Carl is a geologist.  Part of his work involves the process of dating grains of sand--tiny zircons--to better understand ancient landscapes.  After working through hundreds, sometimes thousands, he slowly puts back together a picture and story of how those grains of sand came to be where they are after millions of years, a conglomerate of all their varied and vast histories.  Carl can say for example, "this zircon was once part of a granite that was at the top of a mountain range that has since eroded, redeposited, and later uplifted into a mountain and eroded again, only to be washed down a series of streams, crushed and broken along the way until it finally rested for a moment," where Carl picked it up, worked it over and dated it in an attempt to unravel its story. And the next zircon may tell a different story entirely.  How then, could God simply speak these kinds of miracles to me the way He used to? Vocabulary lacks pure awe.  Perhaps that is why He has quieted.
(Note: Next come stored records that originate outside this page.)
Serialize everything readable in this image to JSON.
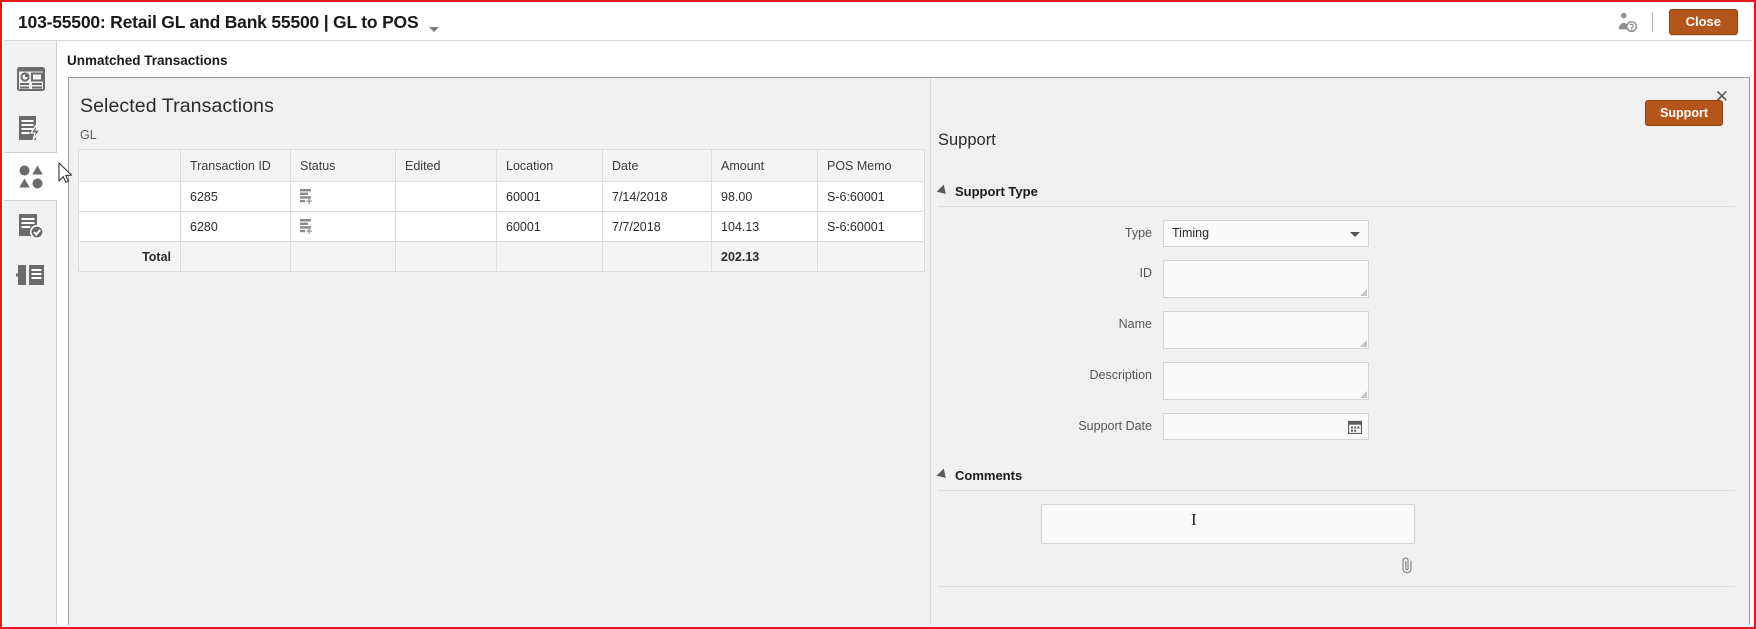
{
  "header": {
    "title": "103-55500: Retail GL and Bank 55500 | GL to POS",
    "caret_icon": "chevron-down-icon",
    "user_icon": "user-badge-icon",
    "close_label": "Close"
  },
  "sidebar": {
    "items": [
      {
        "icon": "dashboard-icon",
        "name": "sidebar-item-dashboard",
        "active": false
      },
      {
        "icon": "document-action-icon",
        "name": "sidebar-item-actions",
        "active": false
      },
      {
        "icon": "shapes-match-icon",
        "name": "sidebar-item-matching",
        "active": true
      },
      {
        "icon": "document-check-icon",
        "name": "sidebar-item-confirmed",
        "active": false
      },
      {
        "icon": "list-detail-icon",
        "name": "sidebar-item-details",
        "active": false
      }
    ]
  },
  "page": {
    "heading": "Unmatched Transactions"
  },
  "dialog": {
    "title": "Selected Transactions",
    "source_label": "GL",
    "close_icon": "close-icon",
    "support_button": "Support",
    "table": {
      "columns": [
        "",
        "Transaction ID",
        "Status",
        "Edited",
        "Location",
        "Date",
        "Amount",
        "POS Memo"
      ],
      "rows": [
        {
          "select": "",
          "transaction_id": "6285",
          "status_icon": "transaction-status-icon",
          "edited": "",
          "location": "60001",
          "date": "7/14/2018",
          "amount": "98.00",
          "pos_memo": "S-6:60001"
        },
        {
          "select": "",
          "transaction_id": "6280",
          "status_icon": "transaction-status-icon",
          "edited": "",
          "location": "60001",
          "date": "7/7/2018",
          "amount": "104.13",
          "pos_memo": "S-6:60001"
        }
      ],
      "total": {
        "label": "Total",
        "amount": "202.13"
      }
    }
  },
  "support": {
    "title": "Support",
    "support_type": {
      "section_label": "Support Type",
      "fields": [
        {
          "label": "Type",
          "value": "Timing",
          "kind": "select",
          "name": "type-select"
        },
        {
          "label": "ID",
          "value": "",
          "kind": "textarea",
          "name": "id-field"
        },
        {
          "label": "Name",
          "value": "",
          "kind": "textarea",
          "name": "name-field"
        },
        {
          "label": "Description",
          "value": "",
          "kind": "textarea",
          "name": "description-field"
        },
        {
          "label": "Support Date",
          "value": "",
          "kind": "date",
          "name": "support-date-field"
        }
      ]
    },
    "comments": {
      "section_label": "Comments",
      "value": "",
      "attach_icon": "paperclip-icon"
    }
  },
  "colors": {
    "accent": "#b4551b",
    "page_border": "#e8171b",
    "panel_bg": "#f0f0f1",
    "grid_line": "#dcdcdc"
  }
}
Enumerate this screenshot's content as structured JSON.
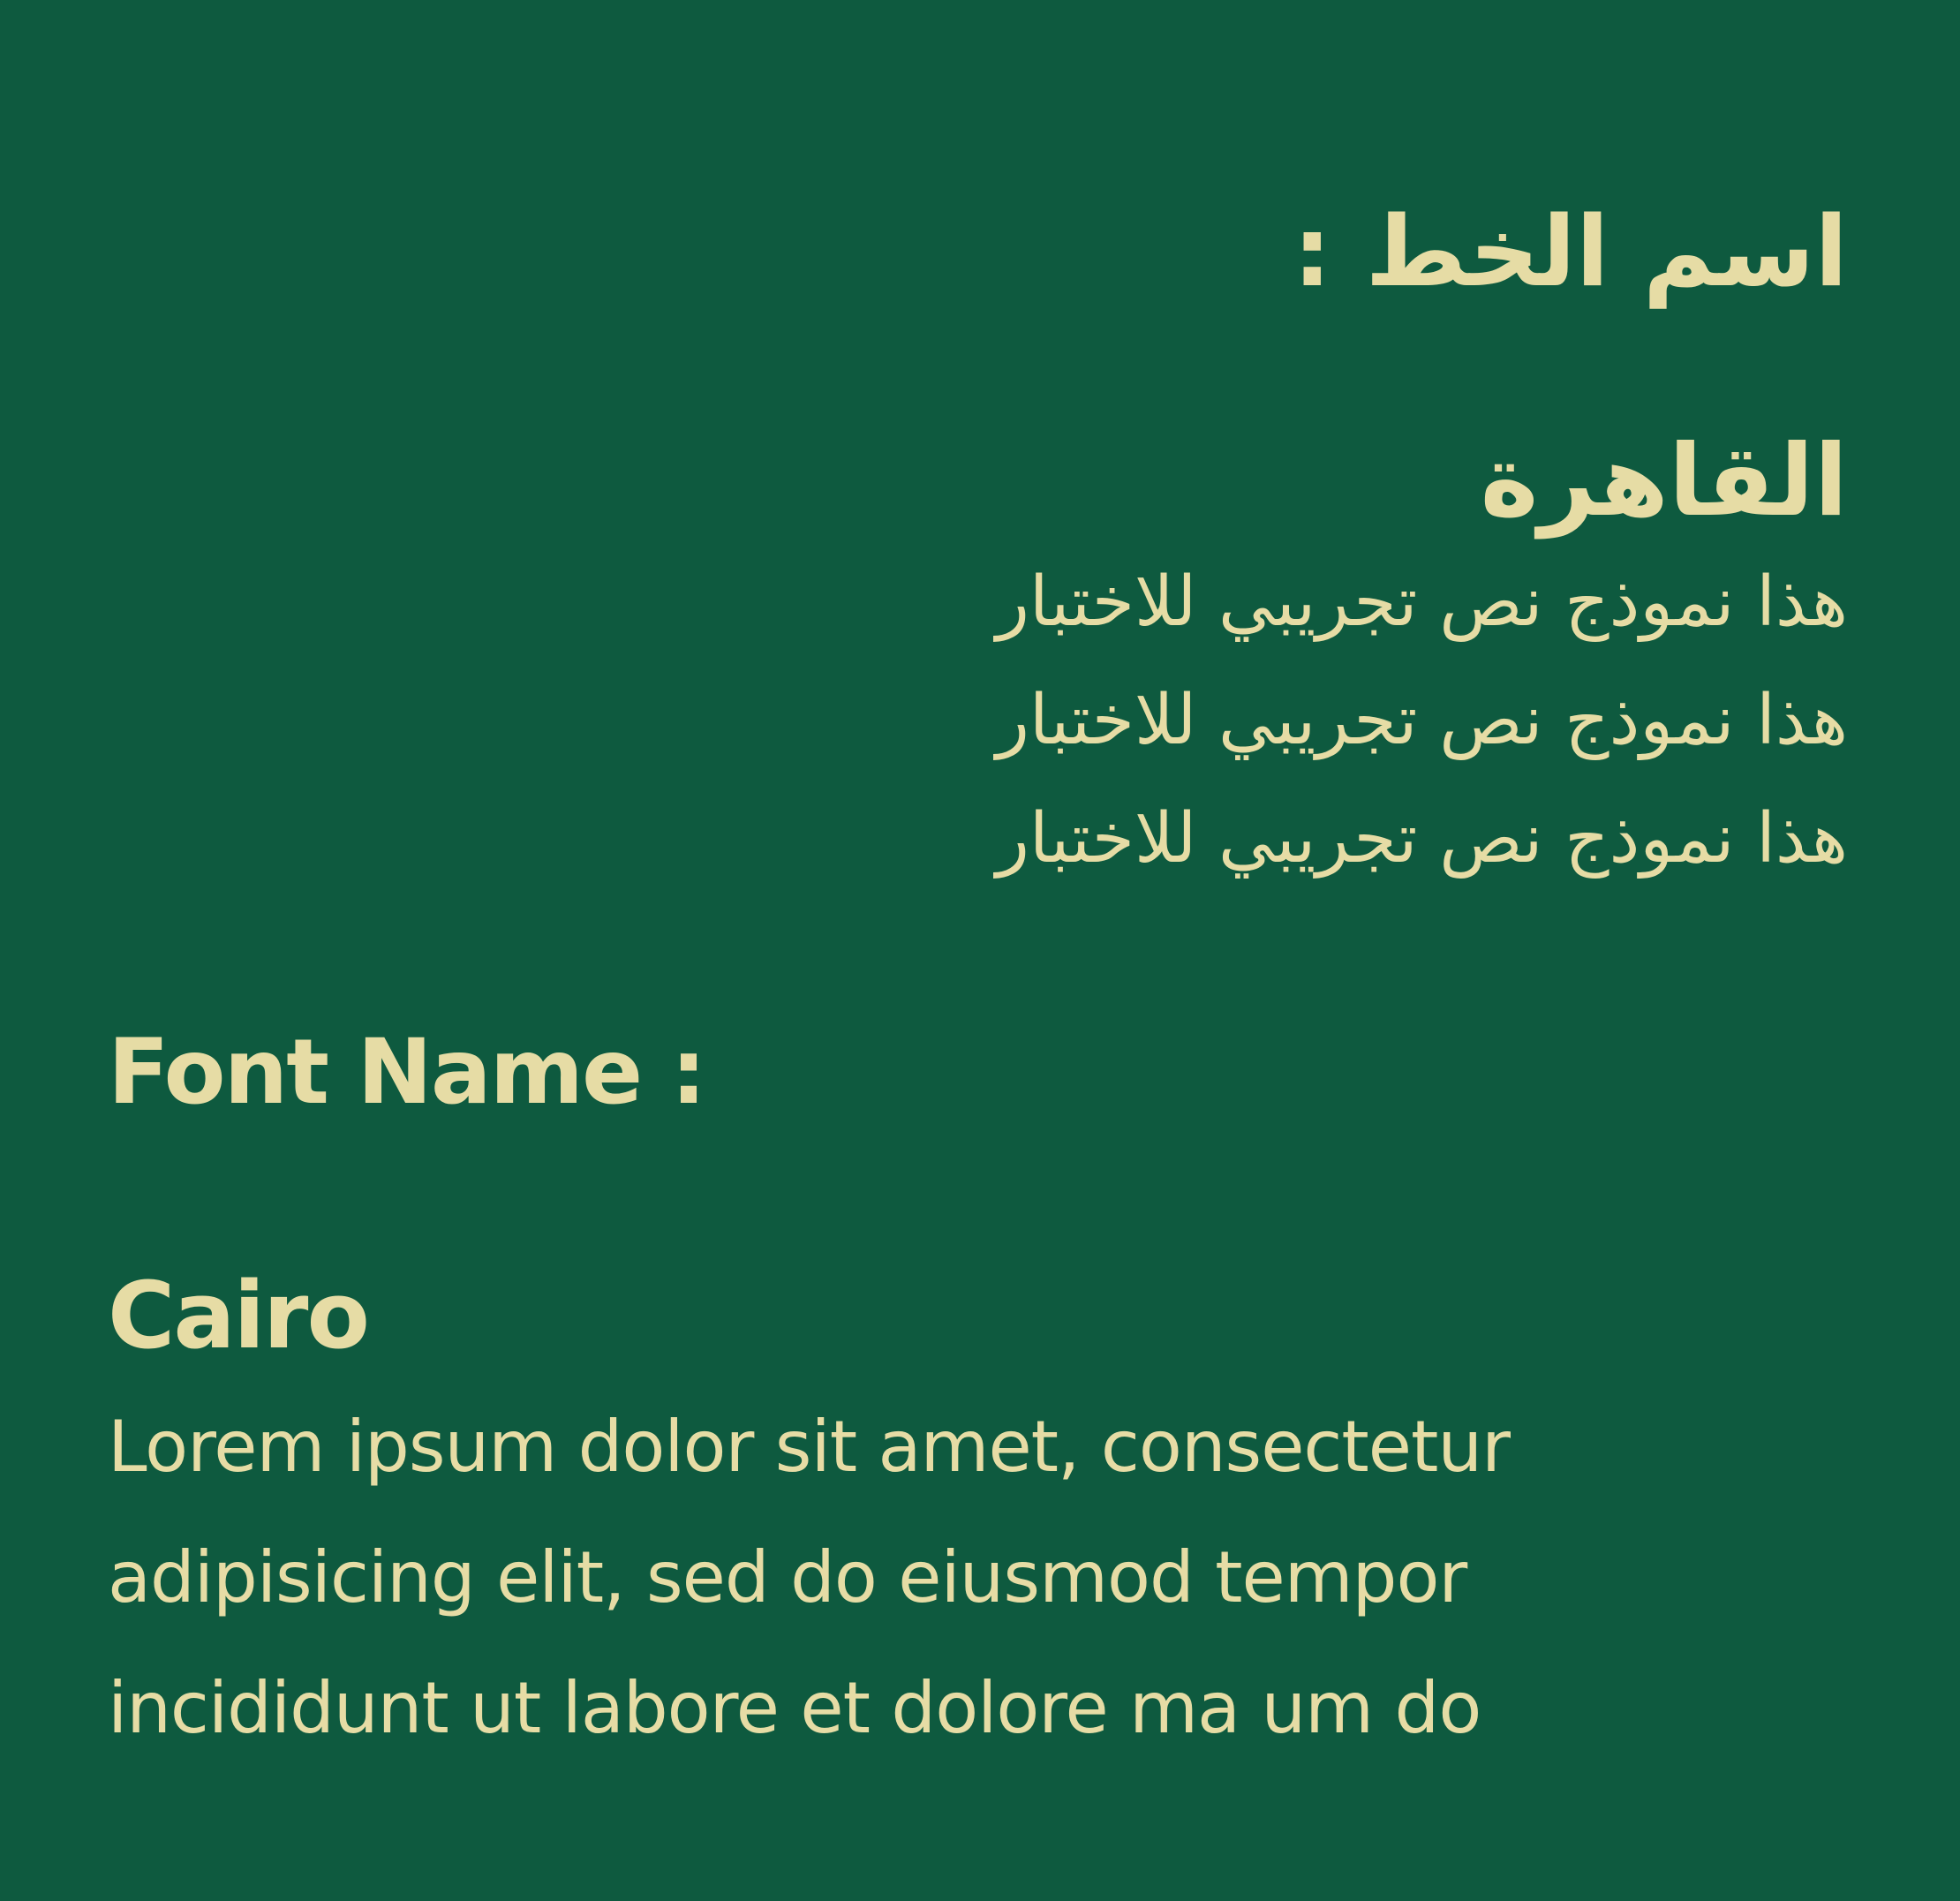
{
  "colors": {
    "background": "#0e5a3f",
    "text": "#e6dca5"
  },
  "arabic": {
    "heading": "اسم الخط :",
    "font_name": "القاهرة",
    "sample_lines": [
      "هذا نموذج نص تجريبي للاختبار",
      "هذا نموذج نص تجريبي للاختبار",
      "هذا نموذج نص تجريبي للاختبار"
    ]
  },
  "english": {
    "heading": "Font Name :",
    "font_name": "Cairo",
    "sample_lines": [
      "Lorem ipsum dolor sit amet, consectetur",
      "adipisicing elit, sed do eiusmod tempor",
      "incididunt ut labore et dolore ma  um do"
    ]
  }
}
This thought is not finished, as I am in the thick of it.  I just wanted to write down some ideas while my babies sleep.  Perhaps it is merely an attempt to comfort myself, to appease the part of me that wants to believe that the silence of God is not punishment.  I am learning to believe that the quietness of God is trust, is a season of deep love in which the godly in my daily life usurps the need for God to speak loudly. And that, I can learn to celebrate.


6 comments:

joojierose said...

This is SO beautiful, so articulate. I began to write an essay five years ago or so about this same topic - about this (as TS Eliot/Kierkegaard have described it) "negative way" to faith, meaning faith coming out of profound silence from God. Doubt. Because that IS my faith. I think everyone at 16 or 18 has these profound, cry-inducing testimonies, and it seems almost universal that with age comes more silence. What does this all mean? I should go back and finish that essay. And you should write more. And we should contact the Givens and get a collection of writing together. Seirously, how beautiful would that be? How necessary, how helpful? Ah, thanks for writing this today Ashmae. I needed it so badly. I needed to hear it from someone else. Lots of love, Julianne.

Angela Stevenson said...

Thank you for being so well articulate. I've been trying to pinpoint how I feel lately and this was the closest thing to describe it. Thank you. Yesterday, I shared this scripture in Gospel Principles: Abraham 4:1-3, I believe it parallels the creation of our lives...how God's silence (darkness, void) and brooding may be the times we think He does not hear us. But maybe he is just taking his time to ponder over us...I think it relates to this post. Anyways, you don't know how wonderful it is to read your blog, and of course, always love your artwork. You do much good and I'm so grateful for it.

Becca said...

Oh my dear friend I can't even begin to tell you how much I love and appreciate this post. It speaks to the very center of my soul. Thank you.

Blue Cheese said...

Lovely.

Renaissance Girl said...

Yup. You got it. Love to you all there.


Also, my capcha word below is SIGNIFICANCE.

Rachel Hunt said...

I love that Terryl and Fiona Givens, and love everything you wrote here about questions and silence.

I am trying to learn many of the same things, and likely because of it, my favorite line from a new book I read, called Letters to a Young Mormon, is this: The heavens are not closed; they are quiet.